East of West: The Promise, Volume #1 Review

by Etienne Paul, CMRO Contributing Writer

East of West: The Promise

Volume #1

Written by Jonathan Hickman, Art by Nick Dragotta

Published: September 2013

When I was sent this trade for review I was very excited because I have never read a Western comic. All the titles I read are superheroes, gods, devils, angels, sci-fi and magic. So I was a little bit bemused when I opened this comic to three adolescents being ‘birthed’ from inside a magic circle. Fortunately only a few pages in it became apparent that I had the wrong impression all the time as this is an almost steam punk style western set in an equivalent but different modern day. This is the beauty of blind reviews as I have no preconceived ideas of what the comic will be about and therefore I can give a truly unbiased opinion.

I have to hand it to the writer, normally reading speech bubbles with ‘accents’ written in gets really old really quickly, however there is just the right amount of inflection to really make me hear that accent, without making it hard to read. I would love to be able to name the accent, but being from Old Blighty I would probably just embarrass myself. However if it comes through strongly with me, I expect anyone who is very used to hearing that accent would read it even more clearly than I do.

I do not know how many people will notice this, I suppose it depends on how broad your reading is within comics, but there is clearly a link between this and the Infinity series. Hickman is writing both, but he clearly has more input than merely as the script writer because there is a commonality in the pacing and more importantly, in the white pages. In every Infinity comic there are blank white pages with pale writing on between chapters, and it is exactly the same trick employed in this trade. It is really effective, but I am not sure if it will remain so if it ends up in everything that he writes. Films are often known for fading to black, but this comic does the opposite and flashes to white. With the lead role of the comic being a character all in white it is an effective tie in to the main story, it reminds me of the ‘near death’ experiences people describe when they say it all goes white and peaceful. It is rather fitting between the fairly graphic violence in the comic especially when you consider what that protagonist represents.

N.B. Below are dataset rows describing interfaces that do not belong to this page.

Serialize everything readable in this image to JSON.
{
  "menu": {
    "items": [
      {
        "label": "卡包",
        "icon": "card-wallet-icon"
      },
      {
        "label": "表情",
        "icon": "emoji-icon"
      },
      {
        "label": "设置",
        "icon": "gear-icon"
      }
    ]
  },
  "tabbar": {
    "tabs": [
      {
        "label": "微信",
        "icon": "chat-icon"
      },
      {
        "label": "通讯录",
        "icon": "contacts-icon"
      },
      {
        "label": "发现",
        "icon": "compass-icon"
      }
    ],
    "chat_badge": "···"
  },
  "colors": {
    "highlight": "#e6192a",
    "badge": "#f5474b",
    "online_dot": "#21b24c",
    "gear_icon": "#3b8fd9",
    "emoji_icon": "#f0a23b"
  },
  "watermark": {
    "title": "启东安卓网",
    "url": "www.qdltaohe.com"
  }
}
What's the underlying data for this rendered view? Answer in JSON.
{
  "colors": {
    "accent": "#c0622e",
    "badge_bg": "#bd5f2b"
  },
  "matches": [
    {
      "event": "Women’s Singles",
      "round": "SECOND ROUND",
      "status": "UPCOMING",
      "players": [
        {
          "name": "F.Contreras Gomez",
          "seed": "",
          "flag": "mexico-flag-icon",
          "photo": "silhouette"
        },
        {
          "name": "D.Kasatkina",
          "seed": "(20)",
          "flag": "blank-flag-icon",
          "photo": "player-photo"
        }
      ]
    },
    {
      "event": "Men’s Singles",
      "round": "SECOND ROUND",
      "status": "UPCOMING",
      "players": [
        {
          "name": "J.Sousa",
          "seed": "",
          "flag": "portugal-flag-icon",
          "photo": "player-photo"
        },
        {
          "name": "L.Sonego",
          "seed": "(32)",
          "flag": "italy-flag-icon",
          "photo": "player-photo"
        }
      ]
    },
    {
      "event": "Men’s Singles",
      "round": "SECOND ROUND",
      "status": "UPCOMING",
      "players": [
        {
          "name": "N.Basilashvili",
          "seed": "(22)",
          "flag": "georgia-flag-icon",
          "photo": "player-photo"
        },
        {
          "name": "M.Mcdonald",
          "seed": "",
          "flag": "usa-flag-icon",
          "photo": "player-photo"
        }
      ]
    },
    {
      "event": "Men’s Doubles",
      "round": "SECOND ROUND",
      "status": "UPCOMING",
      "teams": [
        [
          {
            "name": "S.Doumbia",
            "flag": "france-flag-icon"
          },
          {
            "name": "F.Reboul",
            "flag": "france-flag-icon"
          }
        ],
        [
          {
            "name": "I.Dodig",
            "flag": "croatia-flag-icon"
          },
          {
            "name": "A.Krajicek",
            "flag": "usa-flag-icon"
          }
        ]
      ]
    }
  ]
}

It is very hard to review a trade without giving away some spoilers. I have discovered that with individual issues you tend to be able to go up to about page 7 or 8 without spoiling the comic as up to that point was already spoiled by the teasers or the cover. With a trade such as this which evolves and grows throughout, never quite giving you all the information you need to understand the story it is hard to give any form of plot without ruining half the book. At its core this story breaks down to the idea of the four Horsemen, given bodies, in a world slightly in the future of ours where slightly different events took place than did on our world. The United States is not merely the USA, it is the entire world, ruled over by seven individuals. At some point they conspired to separate Death from the other horsemen and now those rejuvenated children seek their former partner to bring final apocalypse to the world.

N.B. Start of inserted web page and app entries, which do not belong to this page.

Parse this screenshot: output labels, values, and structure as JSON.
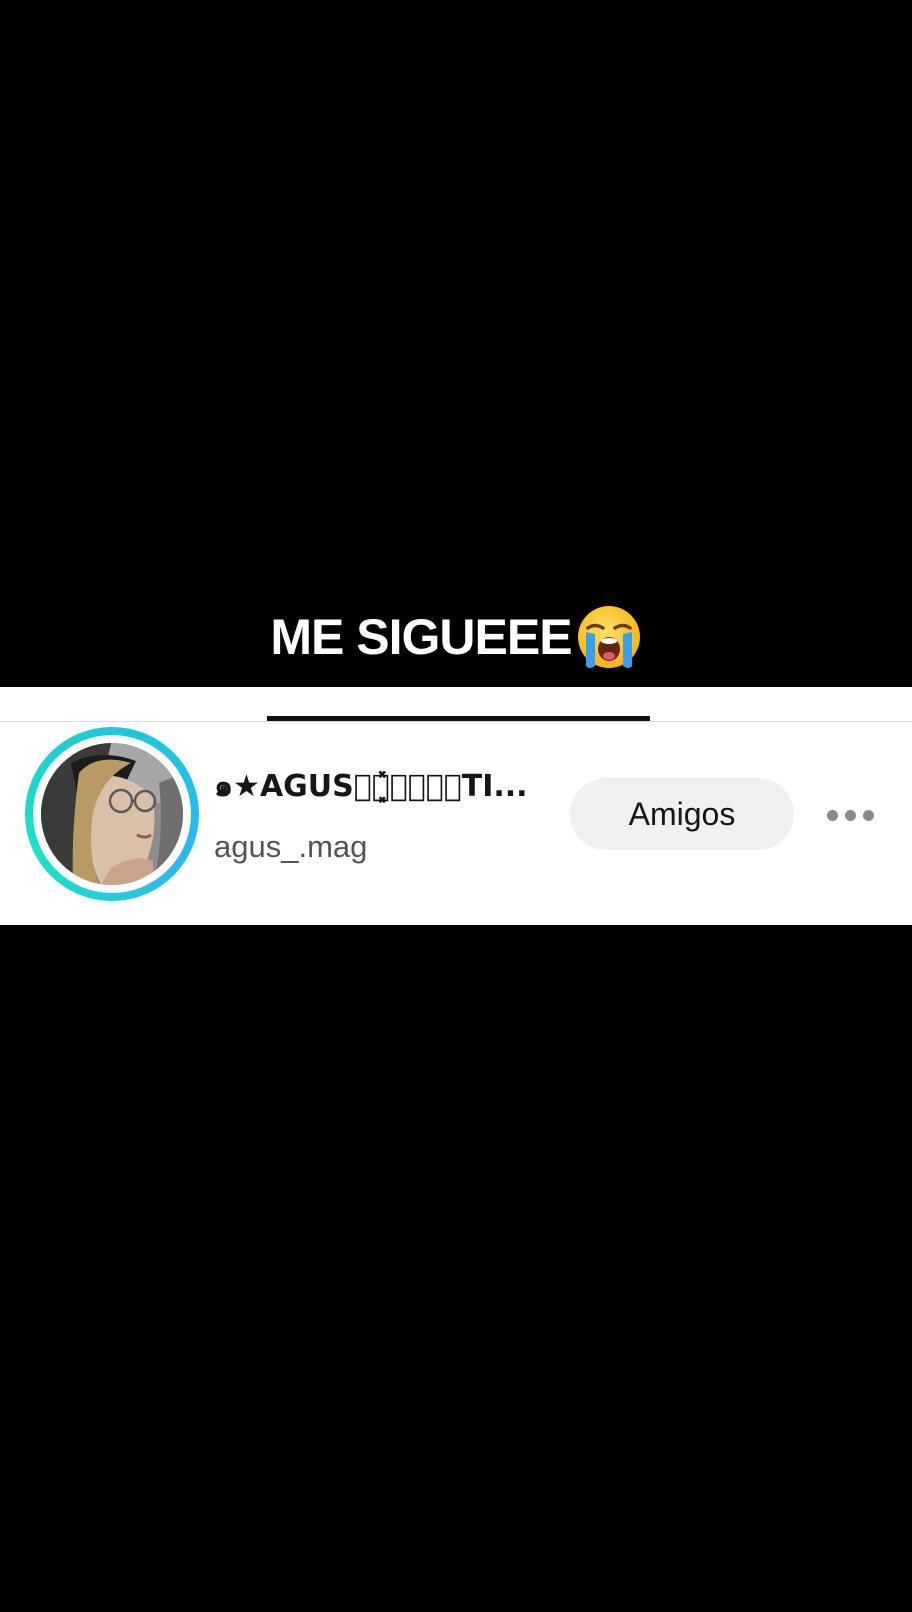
{
  "caption": {
    "text": "ME SIGUEEE",
    "emoji": "loudly-crying-face"
  },
  "profile_card": {
    "display_name": "๑★AGUS༚ེ͓̽༚ཱྀ⃟TI...",
    "username": "agus_.mag",
    "friends_button_label": "Amigos",
    "more_icon": "more-horizontal-icon",
    "ring_color": "#1ec8d8"
  }
}
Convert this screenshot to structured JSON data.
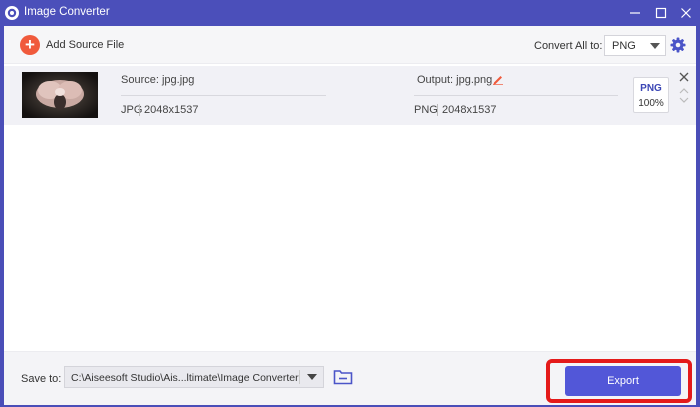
{
  "window": {
    "title": "Image Converter",
    "icon": "app-logo-icon",
    "controls": [
      "minimize-icon",
      "maximize-icon",
      "close-icon"
    ]
  },
  "toolbar": {
    "add_source_label": "Add Source File",
    "convert_all_label": "Convert All to:",
    "convert_all_value": "PNG"
  },
  "files": [
    {
      "source_label": "Source: jpg.jpg",
      "source_format": "JPG",
      "source_resolution": "2048x1537",
      "output_label": "Output: jpg.png",
      "output_format": "PNG",
      "output_resolution": "2048x1537",
      "format_badge": "PNG",
      "quality": "100%"
    }
  ],
  "footer": {
    "save_to_label": "Save to:",
    "save_path": "C:\\Aiseesoft Studio\\Ais...ltimate\\Image Converter",
    "export_label": "Export"
  },
  "colors": {
    "title_bar": "#4b4fba",
    "accent": "#5257d8",
    "add_icon": "#f05a3c",
    "highlight": "#e41a1a"
  }
}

There is some wonderful borrowed iconography in this book. The Black Tower is clearly reminiscent of Star Wars and the moment where Palpatine’s shuttle docks with the Death Star. The White Tower, while looking like a massive trigger button, also has a very Fifth Element/Star Wars feel about it with the rows of flying cars around it. I am certain if my knowledge of Western films extended beyond brief moments of my mother watching them on Saturday afternoons then I would see them in the moments around the campfires. It is a really clever use of homage that does not make the comic feel too much of a copy of other ideas, but at the same time draws upon our knowledge of them to remove the necessity to explain things further.

I am really annoyed that this trade ended where it did. There is so much build up in the story that you feel if they had moved the pace along a bit faster they could have resolved it in these 5 issues. I suppose that is the sign of a good story, that it leaves you wanting more, but in this trade it also feels like they are purposefully drawing it out. It really gives the impression that the writer had a long term plan in mind, and while the series makes you feel that time is very much limited, they also wanted to leave the comic open if it received enough good press to draw it out as long as necessary.

I really hope that the second part of this trade comes up as a review issue for me, or else I will be forced to seek it out for myself. It is one of those stories that asks so many questions that you feel compelled to find answers for them. There is also a small part of me that does not want to read the conclusion because many stories that seek to describe the end of the world do so in such a way that any resolution always feels hollow and empty; it asks questions to which we do not have all the answers, and any answers we are given are never as informative as we hope. So perhaps the ‘hero’ riding off into the sunset is the best way to end this as it leaves you wanting more when the ‘more’ might not be as satisfying as this.

Disclaimer: This book was received for free in exchange for an honest review. This does not affect my opinion of the book or the content of my review.